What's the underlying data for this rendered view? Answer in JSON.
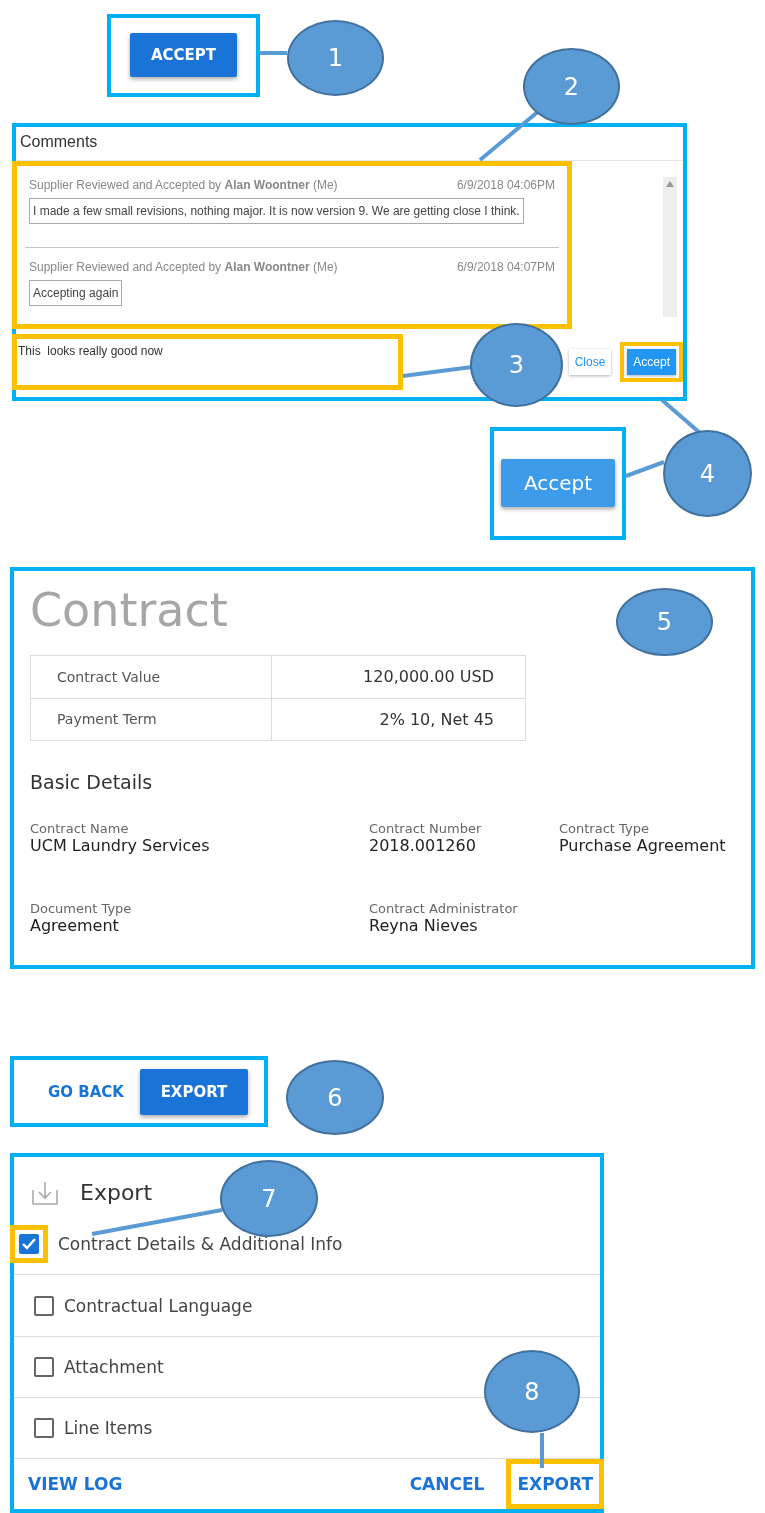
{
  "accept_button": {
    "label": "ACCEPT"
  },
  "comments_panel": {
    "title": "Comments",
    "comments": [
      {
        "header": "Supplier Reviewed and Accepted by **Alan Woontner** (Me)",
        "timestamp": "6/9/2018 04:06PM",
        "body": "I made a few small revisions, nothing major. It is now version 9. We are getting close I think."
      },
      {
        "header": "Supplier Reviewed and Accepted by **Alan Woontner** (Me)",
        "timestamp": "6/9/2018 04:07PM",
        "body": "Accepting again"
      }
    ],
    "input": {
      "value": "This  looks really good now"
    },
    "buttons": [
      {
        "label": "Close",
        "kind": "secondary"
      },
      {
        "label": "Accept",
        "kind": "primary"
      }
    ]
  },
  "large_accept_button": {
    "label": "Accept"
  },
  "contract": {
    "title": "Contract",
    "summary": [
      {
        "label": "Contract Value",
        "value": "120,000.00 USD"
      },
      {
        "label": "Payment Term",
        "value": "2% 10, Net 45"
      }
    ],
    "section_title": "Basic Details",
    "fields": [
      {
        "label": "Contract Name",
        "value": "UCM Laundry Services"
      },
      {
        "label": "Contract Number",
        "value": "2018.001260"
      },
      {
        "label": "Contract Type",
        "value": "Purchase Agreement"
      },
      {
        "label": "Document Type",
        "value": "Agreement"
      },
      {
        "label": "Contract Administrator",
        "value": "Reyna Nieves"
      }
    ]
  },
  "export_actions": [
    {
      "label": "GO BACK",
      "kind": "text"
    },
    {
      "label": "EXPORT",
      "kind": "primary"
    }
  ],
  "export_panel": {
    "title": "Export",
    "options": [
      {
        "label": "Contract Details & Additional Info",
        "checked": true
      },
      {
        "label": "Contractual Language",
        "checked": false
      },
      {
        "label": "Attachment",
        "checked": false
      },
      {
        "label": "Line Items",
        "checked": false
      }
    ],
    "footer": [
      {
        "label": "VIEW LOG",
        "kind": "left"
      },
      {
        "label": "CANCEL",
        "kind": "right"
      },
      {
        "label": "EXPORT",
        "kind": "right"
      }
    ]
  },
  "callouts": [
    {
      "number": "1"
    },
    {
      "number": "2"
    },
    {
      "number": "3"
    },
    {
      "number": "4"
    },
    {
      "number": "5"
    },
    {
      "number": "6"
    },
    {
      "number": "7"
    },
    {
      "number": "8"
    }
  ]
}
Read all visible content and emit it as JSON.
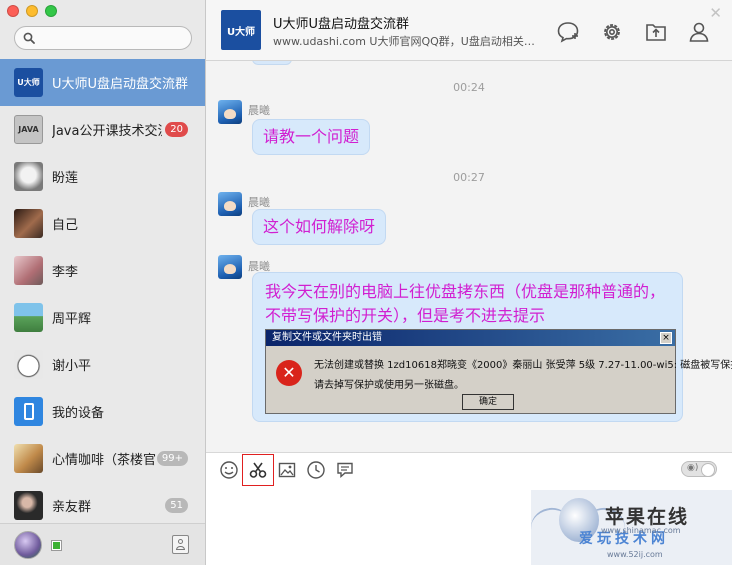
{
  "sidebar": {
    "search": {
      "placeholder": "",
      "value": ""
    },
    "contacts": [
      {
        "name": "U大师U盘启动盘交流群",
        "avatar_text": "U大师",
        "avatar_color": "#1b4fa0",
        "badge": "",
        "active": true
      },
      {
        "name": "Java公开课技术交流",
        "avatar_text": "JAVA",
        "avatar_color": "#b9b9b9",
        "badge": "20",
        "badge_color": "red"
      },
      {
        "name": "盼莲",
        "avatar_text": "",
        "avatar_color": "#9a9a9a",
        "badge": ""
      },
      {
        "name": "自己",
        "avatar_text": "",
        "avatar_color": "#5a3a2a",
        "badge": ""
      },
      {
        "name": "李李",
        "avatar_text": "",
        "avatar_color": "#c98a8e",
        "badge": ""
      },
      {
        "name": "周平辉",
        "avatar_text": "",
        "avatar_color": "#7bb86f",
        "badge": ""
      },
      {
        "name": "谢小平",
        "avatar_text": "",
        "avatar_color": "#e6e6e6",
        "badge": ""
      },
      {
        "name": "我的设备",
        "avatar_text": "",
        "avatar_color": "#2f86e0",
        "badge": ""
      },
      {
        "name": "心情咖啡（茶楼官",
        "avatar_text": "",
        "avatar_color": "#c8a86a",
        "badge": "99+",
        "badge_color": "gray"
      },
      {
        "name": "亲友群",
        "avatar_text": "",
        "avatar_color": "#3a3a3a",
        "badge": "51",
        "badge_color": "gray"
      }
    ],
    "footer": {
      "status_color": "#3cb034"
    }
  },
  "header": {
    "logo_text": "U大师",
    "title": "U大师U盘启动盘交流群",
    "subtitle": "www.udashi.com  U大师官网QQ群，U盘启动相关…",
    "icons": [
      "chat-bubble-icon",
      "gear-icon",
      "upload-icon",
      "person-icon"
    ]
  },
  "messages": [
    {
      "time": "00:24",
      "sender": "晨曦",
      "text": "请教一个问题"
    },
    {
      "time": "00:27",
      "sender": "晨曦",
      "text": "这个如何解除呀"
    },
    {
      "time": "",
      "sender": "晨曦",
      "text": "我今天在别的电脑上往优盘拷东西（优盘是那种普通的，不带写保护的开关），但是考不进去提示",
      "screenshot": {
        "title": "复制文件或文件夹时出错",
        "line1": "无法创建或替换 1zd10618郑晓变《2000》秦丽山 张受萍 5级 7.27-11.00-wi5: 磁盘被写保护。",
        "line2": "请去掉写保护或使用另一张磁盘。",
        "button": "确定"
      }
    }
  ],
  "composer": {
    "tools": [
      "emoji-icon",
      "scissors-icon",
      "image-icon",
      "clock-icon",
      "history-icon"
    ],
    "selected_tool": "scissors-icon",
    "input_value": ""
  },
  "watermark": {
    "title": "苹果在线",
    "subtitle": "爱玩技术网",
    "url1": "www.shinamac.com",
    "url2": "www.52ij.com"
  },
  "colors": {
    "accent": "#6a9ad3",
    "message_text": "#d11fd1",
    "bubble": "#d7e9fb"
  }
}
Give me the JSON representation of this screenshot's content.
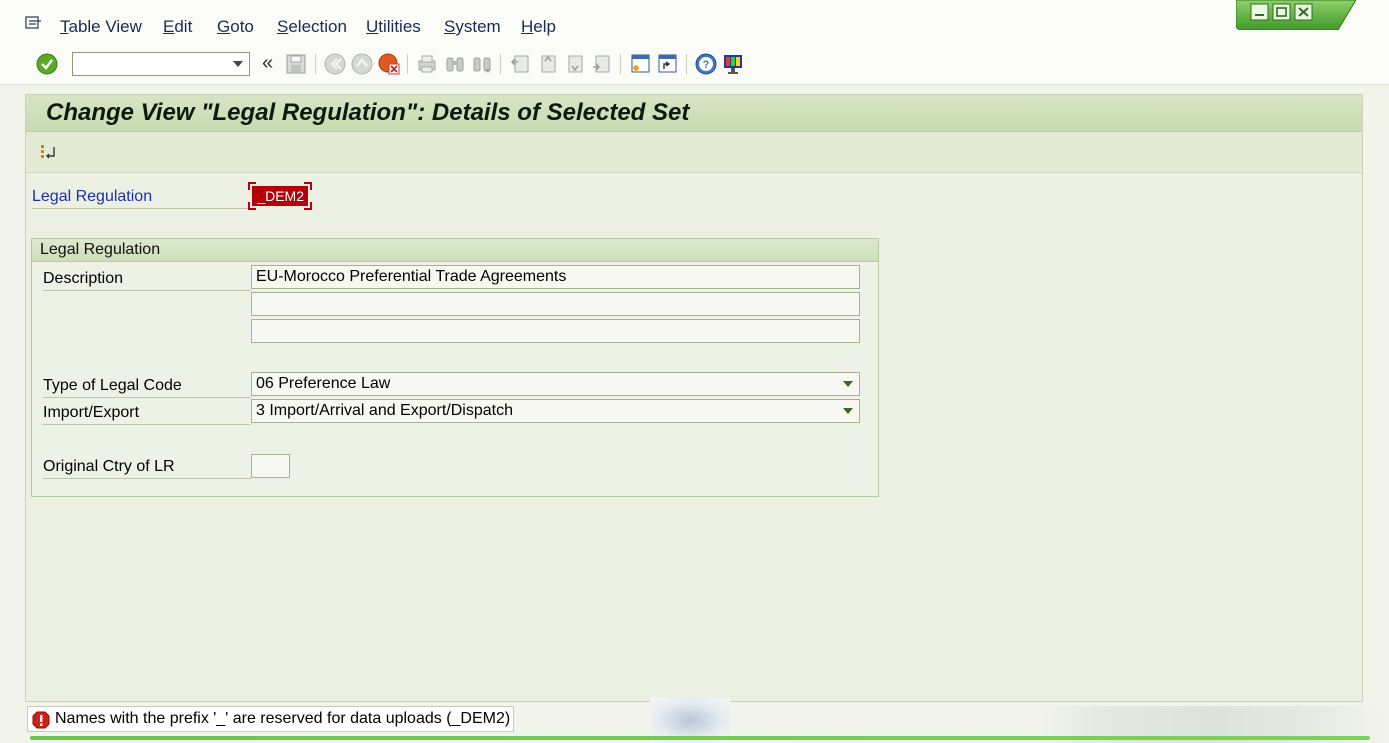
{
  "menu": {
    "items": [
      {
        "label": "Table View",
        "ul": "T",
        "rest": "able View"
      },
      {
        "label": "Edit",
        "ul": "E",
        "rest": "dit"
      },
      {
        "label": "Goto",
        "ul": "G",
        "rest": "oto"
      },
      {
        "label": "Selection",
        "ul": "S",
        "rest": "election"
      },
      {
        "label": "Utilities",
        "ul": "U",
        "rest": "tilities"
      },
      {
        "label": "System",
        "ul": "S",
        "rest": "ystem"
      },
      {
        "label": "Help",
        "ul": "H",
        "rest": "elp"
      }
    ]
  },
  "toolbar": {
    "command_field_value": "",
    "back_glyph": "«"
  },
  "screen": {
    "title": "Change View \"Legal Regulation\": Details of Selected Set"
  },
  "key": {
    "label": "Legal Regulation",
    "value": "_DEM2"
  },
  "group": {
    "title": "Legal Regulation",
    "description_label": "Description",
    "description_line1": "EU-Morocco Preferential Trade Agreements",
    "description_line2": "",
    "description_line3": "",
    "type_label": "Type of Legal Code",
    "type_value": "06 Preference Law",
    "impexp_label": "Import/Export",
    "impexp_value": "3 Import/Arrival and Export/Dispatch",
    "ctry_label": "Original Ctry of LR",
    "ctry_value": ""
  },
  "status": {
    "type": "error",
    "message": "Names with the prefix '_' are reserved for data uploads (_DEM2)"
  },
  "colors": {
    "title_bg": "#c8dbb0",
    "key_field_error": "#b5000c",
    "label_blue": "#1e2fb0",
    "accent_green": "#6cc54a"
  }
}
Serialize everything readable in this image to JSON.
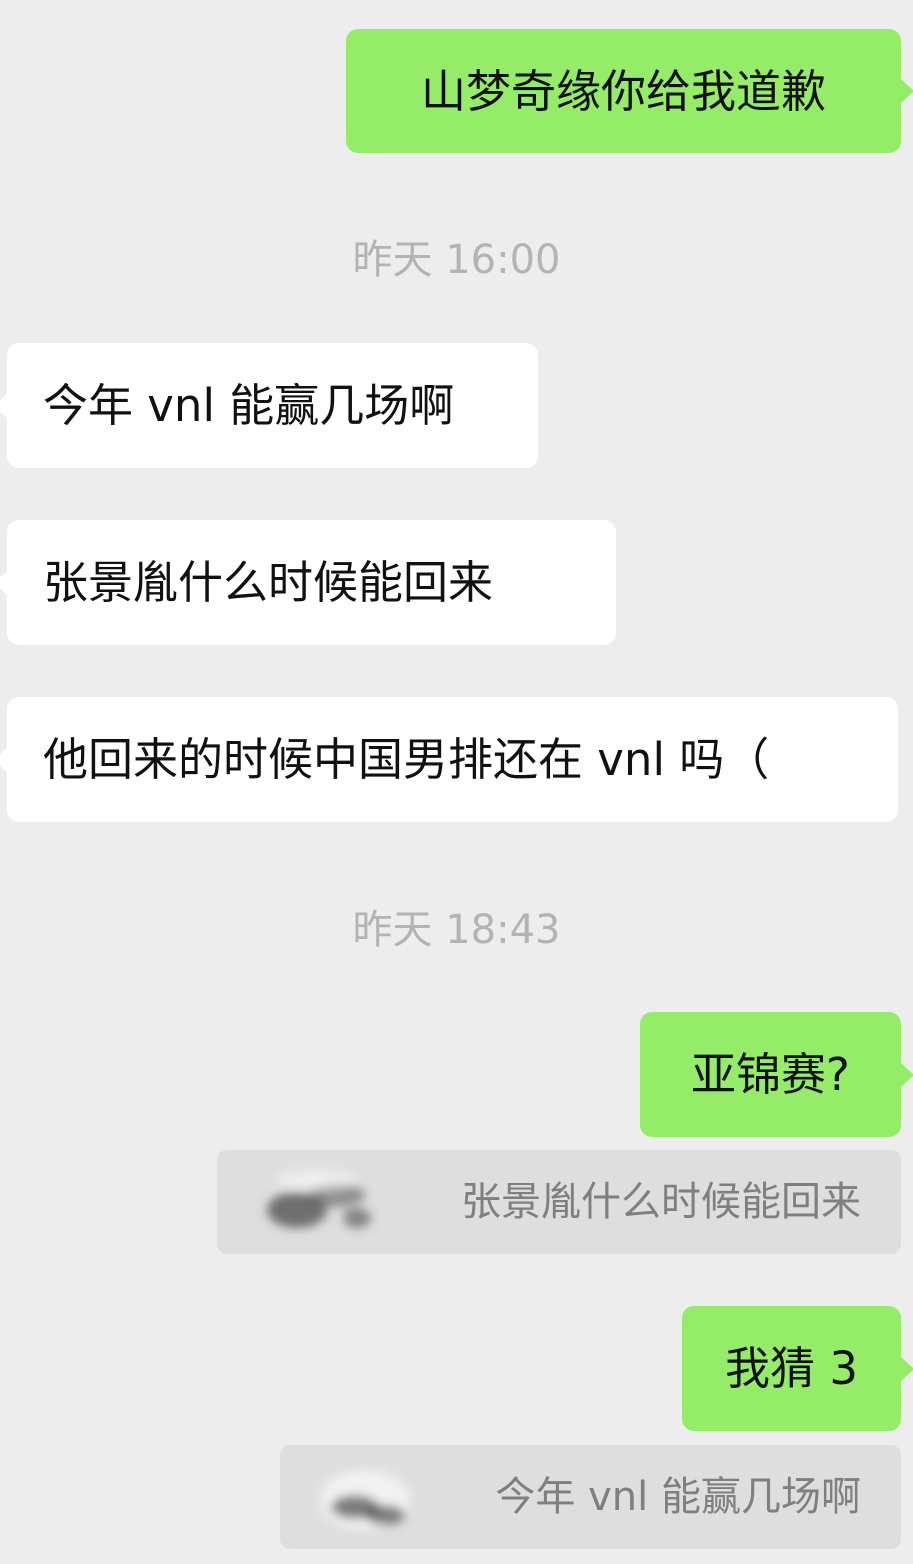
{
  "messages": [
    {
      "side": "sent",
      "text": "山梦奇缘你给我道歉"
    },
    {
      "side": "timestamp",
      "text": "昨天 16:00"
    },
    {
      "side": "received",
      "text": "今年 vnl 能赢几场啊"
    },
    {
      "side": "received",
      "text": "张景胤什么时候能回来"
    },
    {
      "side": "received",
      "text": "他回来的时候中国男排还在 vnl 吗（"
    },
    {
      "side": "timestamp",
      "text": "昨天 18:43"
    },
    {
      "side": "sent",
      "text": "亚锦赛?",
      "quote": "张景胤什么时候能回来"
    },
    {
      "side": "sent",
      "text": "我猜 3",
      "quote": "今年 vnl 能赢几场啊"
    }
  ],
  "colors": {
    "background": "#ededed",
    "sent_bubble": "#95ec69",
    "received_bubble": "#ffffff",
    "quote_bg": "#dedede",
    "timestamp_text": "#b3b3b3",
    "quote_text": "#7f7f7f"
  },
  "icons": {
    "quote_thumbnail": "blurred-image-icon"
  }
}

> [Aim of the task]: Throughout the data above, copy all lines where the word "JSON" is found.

> [Solution for this problem]:
What's the underlying data for this rendered view? Answer in JSON.
Read all visible content and emit it as JSON.
Give me the JSON representation of this screenshot's content.
Serialize everything readable in this image to JSON.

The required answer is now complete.